**Given data:**
━━━━━━━━━━━━━━━━━━━━━━━━━━━━━━

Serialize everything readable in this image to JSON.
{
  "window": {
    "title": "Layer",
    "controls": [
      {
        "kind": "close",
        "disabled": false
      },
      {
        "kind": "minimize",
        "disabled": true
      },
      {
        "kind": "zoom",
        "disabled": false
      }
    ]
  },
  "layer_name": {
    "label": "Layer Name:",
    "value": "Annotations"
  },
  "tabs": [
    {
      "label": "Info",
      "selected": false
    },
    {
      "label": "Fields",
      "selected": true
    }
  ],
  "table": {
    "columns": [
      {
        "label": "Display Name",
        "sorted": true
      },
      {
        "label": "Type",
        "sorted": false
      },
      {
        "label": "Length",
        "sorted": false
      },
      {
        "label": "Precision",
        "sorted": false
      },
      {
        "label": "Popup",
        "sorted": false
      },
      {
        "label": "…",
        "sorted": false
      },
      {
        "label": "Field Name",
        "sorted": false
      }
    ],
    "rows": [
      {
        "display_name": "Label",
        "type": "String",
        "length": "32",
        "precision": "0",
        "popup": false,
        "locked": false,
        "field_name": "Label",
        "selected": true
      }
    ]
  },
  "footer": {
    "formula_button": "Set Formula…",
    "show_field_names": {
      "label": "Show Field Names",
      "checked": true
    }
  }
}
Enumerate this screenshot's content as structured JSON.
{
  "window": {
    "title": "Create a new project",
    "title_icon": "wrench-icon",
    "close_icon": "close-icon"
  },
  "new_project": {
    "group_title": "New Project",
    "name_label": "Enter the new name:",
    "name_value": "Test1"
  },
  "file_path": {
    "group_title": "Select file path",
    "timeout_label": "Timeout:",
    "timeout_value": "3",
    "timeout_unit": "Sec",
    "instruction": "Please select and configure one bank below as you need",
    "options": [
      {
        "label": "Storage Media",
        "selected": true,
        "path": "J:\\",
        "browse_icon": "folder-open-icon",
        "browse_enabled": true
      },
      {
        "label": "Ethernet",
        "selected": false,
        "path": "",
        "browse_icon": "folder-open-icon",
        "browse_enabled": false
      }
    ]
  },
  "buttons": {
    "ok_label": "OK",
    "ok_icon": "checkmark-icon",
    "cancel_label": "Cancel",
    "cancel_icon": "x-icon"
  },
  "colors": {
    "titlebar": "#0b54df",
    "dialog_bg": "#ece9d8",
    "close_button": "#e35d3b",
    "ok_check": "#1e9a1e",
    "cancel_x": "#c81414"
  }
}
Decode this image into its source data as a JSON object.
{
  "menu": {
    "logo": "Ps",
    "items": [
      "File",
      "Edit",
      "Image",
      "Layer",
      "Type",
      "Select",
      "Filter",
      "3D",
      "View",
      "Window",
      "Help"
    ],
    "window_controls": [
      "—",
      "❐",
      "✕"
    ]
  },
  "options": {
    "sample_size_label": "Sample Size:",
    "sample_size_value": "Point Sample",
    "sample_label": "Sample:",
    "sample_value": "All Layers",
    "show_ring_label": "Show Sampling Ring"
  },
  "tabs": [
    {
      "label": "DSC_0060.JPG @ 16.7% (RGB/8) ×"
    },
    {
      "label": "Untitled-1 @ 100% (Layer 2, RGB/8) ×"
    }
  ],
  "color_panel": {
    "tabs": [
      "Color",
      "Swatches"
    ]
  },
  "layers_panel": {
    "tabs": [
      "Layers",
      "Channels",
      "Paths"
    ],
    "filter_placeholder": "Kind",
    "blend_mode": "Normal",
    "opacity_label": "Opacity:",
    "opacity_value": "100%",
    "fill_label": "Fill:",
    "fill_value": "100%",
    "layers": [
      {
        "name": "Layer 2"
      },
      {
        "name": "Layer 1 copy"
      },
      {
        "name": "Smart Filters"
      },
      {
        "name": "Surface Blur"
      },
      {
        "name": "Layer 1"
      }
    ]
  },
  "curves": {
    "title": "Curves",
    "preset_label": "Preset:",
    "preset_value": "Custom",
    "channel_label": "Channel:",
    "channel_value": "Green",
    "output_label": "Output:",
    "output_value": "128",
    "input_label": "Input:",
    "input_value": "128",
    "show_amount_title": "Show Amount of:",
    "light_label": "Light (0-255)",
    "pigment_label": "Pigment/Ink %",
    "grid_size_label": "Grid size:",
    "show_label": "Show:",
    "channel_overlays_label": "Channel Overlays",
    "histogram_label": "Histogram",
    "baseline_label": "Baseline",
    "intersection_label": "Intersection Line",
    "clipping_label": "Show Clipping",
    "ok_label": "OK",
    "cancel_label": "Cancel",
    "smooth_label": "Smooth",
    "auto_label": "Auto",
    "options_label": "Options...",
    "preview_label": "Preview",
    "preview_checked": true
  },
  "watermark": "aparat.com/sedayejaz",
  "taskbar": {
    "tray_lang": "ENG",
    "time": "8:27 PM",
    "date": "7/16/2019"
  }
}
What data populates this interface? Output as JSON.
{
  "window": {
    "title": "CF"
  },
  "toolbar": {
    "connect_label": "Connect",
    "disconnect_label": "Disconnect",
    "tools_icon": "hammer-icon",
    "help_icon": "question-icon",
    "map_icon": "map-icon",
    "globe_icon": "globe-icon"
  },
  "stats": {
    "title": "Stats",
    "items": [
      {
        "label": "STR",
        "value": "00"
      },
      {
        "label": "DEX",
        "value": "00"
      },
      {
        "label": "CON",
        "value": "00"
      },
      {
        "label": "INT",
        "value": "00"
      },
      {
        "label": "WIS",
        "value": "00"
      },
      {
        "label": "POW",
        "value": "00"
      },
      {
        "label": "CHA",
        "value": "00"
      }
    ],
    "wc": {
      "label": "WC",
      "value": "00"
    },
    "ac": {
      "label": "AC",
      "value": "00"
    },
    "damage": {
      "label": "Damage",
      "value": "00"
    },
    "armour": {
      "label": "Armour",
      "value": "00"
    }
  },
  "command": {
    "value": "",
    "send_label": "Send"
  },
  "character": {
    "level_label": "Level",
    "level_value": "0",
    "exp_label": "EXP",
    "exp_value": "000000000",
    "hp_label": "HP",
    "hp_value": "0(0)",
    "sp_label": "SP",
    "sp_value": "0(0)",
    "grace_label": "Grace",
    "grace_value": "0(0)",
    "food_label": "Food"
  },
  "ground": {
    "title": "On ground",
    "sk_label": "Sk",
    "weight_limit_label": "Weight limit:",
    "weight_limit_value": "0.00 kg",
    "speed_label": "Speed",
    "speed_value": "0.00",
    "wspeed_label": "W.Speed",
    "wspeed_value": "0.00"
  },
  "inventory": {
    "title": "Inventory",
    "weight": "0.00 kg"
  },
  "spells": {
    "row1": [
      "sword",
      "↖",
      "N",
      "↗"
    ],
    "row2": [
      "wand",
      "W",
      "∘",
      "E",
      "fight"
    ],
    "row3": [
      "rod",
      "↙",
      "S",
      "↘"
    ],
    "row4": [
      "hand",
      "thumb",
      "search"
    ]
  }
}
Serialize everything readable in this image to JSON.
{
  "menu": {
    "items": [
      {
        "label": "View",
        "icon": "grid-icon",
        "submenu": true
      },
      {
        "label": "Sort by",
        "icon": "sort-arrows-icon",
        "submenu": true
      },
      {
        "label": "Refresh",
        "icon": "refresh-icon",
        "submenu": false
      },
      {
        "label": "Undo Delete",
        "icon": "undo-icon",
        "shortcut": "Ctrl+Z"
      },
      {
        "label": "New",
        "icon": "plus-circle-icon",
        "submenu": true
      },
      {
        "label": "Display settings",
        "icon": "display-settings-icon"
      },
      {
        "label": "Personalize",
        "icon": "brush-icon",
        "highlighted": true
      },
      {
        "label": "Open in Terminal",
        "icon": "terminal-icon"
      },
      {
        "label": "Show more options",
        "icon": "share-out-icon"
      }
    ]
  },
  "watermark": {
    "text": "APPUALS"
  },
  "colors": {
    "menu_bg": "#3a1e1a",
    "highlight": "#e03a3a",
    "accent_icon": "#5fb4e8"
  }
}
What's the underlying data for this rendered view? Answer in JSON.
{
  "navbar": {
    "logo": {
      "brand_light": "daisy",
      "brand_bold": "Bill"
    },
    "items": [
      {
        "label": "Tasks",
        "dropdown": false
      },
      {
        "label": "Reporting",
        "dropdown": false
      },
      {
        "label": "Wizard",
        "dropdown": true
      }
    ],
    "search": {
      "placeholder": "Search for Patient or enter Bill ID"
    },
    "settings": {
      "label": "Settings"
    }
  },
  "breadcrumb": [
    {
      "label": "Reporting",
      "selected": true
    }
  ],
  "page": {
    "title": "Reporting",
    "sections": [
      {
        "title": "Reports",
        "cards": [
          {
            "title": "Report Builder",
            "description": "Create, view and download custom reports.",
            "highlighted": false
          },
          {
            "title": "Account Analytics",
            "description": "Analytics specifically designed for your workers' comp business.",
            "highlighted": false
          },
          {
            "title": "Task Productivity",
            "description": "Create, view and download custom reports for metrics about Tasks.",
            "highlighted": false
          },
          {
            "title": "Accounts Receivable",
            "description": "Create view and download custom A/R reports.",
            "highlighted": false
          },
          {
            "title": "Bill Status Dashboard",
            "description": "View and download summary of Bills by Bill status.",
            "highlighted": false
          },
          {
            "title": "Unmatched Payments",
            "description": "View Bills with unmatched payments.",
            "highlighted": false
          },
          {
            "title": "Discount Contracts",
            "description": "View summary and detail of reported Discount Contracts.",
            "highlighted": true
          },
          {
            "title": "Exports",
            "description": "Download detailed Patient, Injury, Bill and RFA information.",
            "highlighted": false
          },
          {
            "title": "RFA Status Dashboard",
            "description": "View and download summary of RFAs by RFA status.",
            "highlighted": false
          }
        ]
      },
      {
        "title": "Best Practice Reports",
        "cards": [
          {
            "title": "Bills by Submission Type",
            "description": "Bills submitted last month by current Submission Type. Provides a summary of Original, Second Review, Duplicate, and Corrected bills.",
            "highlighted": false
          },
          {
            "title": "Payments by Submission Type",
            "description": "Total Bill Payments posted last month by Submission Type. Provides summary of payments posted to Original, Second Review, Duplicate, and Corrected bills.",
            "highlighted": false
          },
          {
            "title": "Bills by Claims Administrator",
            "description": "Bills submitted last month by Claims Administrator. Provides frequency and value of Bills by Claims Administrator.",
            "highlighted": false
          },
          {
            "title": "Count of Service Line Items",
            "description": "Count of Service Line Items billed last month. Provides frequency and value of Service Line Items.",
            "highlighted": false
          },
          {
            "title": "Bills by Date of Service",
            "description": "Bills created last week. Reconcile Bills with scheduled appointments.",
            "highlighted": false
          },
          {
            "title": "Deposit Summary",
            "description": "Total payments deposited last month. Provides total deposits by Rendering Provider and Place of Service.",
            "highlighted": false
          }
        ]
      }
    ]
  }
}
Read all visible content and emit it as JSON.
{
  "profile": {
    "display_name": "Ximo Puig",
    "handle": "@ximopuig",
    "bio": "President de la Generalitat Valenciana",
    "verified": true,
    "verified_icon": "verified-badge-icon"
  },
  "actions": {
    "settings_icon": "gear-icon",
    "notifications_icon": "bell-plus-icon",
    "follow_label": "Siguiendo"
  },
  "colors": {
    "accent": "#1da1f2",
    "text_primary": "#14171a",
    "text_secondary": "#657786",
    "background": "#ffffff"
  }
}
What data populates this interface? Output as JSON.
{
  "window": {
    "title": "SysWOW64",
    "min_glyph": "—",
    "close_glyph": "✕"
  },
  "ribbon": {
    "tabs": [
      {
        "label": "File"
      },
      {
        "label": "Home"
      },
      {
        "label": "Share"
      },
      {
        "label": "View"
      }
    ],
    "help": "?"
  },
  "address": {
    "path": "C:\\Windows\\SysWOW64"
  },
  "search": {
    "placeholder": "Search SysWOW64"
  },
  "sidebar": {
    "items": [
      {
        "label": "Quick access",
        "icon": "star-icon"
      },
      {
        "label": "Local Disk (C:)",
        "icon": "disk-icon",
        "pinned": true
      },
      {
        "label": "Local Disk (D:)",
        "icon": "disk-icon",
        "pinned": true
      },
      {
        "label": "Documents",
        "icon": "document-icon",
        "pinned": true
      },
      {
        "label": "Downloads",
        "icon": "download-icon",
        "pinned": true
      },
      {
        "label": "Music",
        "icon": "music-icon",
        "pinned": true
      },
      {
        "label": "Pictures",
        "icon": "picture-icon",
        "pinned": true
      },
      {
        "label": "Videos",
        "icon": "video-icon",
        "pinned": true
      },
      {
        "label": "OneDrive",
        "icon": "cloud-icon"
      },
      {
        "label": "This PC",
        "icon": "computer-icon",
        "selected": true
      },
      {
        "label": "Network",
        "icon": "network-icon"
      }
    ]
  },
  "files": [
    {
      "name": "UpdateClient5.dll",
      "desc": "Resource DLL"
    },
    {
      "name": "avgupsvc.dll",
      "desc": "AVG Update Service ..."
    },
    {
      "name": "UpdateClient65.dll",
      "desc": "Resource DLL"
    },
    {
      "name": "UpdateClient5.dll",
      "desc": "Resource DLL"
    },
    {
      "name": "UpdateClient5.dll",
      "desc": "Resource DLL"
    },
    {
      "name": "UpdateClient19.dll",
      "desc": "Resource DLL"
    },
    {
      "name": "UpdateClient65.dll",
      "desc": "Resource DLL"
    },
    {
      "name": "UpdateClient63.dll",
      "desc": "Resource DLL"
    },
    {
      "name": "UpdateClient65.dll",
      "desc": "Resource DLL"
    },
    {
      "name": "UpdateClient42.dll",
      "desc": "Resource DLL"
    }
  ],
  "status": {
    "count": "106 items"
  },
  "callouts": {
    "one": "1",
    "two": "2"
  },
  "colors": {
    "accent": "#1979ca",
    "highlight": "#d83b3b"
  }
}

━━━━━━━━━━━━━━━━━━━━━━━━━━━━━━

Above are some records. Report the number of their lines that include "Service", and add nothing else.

5